**Required action**.
If a line below contains the string "user", copy it out.

Records from a collection
#####
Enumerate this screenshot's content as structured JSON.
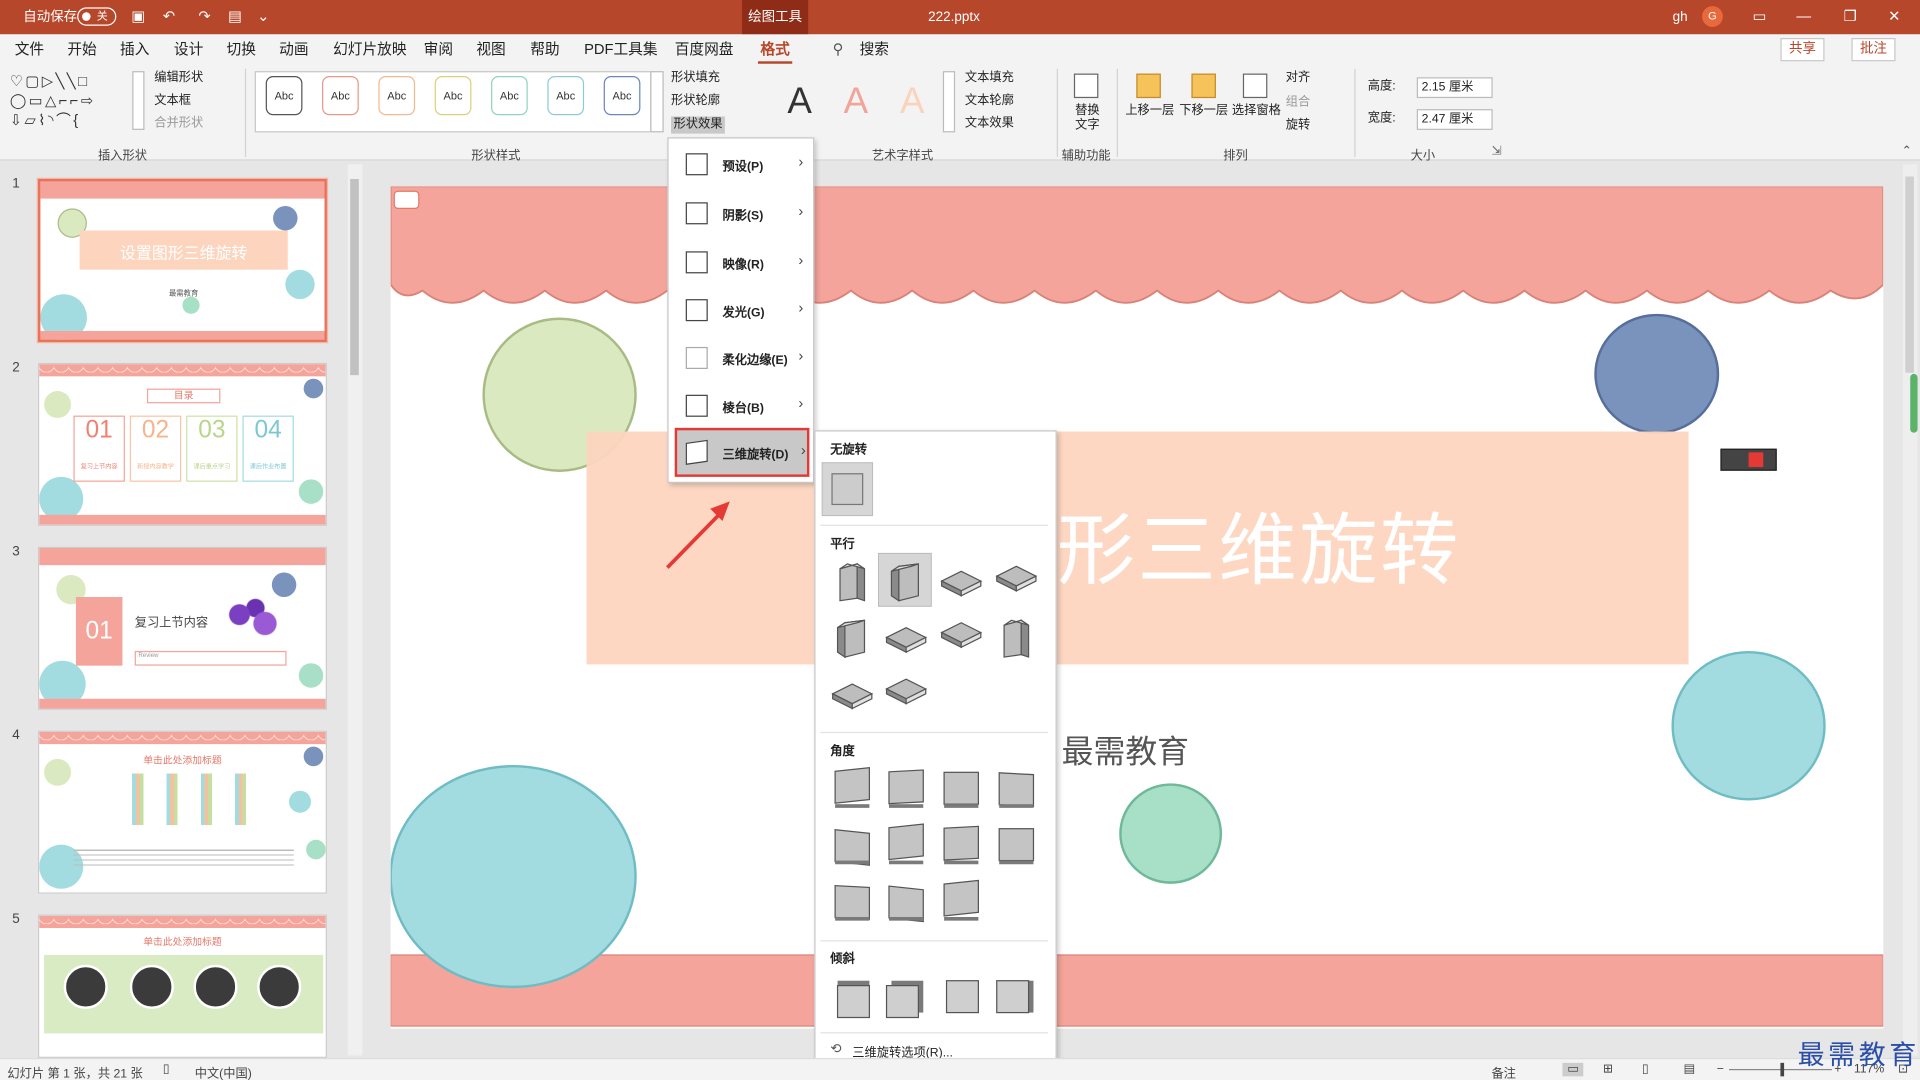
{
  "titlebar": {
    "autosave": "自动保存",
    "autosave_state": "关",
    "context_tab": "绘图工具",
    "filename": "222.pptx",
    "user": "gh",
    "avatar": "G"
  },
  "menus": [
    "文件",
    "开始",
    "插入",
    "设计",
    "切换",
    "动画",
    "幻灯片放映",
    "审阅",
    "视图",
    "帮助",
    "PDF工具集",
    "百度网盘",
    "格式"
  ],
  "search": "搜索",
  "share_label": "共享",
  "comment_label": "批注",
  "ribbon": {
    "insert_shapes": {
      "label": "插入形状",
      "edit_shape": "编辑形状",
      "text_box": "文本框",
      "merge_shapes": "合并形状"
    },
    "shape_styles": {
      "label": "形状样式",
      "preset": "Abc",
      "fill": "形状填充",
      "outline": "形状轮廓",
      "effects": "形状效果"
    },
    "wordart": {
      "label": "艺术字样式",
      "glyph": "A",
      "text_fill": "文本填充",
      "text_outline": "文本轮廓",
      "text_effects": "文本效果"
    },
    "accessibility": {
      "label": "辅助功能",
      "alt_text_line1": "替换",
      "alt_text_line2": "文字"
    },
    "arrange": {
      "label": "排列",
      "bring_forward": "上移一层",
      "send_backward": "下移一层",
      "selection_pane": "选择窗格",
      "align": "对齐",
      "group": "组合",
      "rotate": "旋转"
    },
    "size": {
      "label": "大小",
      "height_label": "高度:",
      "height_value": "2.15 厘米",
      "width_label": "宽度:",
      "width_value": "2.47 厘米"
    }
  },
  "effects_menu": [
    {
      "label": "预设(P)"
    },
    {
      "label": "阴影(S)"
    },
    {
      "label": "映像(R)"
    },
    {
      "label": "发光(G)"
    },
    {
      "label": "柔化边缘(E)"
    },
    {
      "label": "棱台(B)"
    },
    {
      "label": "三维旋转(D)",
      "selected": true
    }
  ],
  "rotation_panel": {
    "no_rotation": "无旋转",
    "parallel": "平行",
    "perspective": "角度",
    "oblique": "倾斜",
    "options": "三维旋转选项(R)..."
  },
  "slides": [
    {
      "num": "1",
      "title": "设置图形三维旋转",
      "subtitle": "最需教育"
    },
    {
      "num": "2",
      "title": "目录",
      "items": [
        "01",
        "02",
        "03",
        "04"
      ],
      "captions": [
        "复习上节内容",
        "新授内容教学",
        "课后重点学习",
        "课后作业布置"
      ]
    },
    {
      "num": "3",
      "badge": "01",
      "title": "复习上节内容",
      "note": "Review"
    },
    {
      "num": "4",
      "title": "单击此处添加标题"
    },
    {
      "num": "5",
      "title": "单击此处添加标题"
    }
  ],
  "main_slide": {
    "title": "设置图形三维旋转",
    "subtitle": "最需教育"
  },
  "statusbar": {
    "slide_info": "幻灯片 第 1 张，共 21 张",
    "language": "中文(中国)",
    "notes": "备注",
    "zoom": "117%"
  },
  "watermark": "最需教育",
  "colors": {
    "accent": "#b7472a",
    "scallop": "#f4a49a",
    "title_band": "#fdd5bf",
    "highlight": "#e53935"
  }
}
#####
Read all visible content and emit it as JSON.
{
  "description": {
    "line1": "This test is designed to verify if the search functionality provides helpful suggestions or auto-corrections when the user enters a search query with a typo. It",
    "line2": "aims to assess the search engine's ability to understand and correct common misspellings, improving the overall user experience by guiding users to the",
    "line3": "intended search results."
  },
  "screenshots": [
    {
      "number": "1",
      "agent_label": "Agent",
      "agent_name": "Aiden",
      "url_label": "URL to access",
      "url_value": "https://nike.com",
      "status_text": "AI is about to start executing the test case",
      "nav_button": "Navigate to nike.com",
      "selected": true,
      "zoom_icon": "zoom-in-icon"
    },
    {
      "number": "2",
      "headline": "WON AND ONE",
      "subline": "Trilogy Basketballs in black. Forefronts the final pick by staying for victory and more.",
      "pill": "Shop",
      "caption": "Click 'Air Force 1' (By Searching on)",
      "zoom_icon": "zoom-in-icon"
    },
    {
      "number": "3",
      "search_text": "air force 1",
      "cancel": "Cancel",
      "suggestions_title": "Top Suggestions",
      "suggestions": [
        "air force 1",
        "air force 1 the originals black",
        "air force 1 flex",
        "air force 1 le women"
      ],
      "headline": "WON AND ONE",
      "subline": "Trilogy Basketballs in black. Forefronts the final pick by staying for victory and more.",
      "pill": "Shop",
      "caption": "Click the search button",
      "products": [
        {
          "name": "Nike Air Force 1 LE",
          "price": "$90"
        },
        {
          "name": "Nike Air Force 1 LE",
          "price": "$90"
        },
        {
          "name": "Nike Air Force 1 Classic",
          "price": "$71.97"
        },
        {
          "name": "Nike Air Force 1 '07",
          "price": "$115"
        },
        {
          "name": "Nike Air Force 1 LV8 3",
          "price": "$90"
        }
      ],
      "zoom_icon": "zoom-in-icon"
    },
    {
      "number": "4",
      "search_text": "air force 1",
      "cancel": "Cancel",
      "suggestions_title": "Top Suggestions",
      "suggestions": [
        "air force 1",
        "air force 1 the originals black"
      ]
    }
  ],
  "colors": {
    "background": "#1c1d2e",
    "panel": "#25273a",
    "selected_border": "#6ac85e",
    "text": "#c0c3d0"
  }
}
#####
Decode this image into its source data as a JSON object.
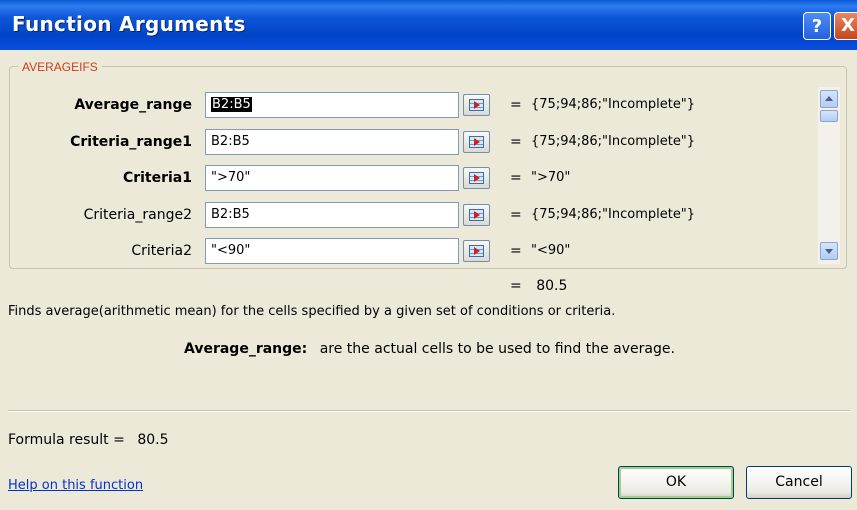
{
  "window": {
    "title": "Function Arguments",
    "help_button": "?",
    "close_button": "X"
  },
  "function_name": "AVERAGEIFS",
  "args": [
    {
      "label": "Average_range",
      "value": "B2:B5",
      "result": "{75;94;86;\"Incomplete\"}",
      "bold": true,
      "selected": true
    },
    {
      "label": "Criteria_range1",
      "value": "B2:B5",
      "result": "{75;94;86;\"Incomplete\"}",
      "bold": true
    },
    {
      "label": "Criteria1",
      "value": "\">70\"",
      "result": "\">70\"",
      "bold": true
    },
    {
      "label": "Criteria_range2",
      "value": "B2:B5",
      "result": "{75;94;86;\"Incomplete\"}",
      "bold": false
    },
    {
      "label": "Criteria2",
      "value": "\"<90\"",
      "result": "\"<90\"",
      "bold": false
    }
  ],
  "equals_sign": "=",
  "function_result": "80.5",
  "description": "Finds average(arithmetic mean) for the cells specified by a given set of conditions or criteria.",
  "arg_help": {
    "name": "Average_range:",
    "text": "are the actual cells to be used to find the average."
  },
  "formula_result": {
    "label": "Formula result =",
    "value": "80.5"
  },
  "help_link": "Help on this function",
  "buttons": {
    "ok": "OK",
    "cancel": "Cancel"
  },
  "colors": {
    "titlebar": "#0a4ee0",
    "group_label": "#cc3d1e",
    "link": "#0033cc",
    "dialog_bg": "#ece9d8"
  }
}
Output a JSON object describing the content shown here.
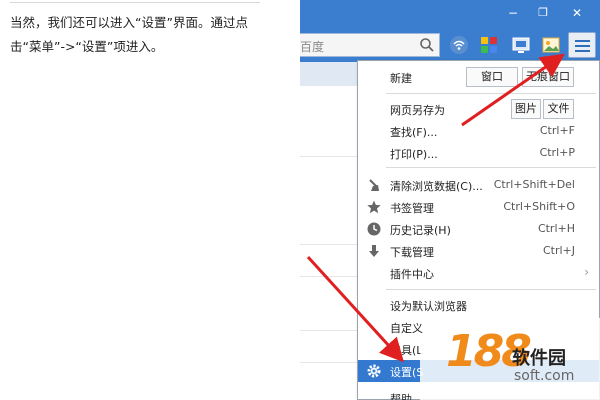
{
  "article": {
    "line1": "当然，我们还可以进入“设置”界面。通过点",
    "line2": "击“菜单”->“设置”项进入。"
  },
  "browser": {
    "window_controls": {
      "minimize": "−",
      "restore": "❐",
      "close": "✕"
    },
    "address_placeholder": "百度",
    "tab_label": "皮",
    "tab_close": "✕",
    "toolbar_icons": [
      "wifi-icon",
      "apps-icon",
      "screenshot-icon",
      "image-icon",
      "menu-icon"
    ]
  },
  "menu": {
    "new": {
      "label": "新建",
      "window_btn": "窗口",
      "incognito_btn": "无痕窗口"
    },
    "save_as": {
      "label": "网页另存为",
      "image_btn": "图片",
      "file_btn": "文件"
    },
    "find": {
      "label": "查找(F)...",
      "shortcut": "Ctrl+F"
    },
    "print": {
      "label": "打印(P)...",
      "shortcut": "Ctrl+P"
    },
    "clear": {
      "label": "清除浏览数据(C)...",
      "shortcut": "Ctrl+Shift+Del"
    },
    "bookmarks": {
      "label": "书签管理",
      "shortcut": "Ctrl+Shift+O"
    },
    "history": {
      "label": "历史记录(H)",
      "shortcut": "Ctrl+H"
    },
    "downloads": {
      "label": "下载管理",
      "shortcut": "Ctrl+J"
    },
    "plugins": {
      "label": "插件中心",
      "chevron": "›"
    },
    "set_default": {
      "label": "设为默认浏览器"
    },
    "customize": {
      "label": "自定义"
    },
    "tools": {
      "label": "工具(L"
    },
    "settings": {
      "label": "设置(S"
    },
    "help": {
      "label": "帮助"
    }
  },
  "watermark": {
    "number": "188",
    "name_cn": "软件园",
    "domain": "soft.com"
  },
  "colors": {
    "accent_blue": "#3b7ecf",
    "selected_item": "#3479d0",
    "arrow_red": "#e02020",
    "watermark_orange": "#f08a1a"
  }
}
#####
**The answer**.
    "user": "gh",
    "line1": "This test is designed to verify if the search functionality provides helpful suggestions or auto-corrections when the user enters a search query with a typo. It",
    "line2": "aims to assess the search engine's ability to understand and correct common misspellings, improving the overall user experience by guiding users to the",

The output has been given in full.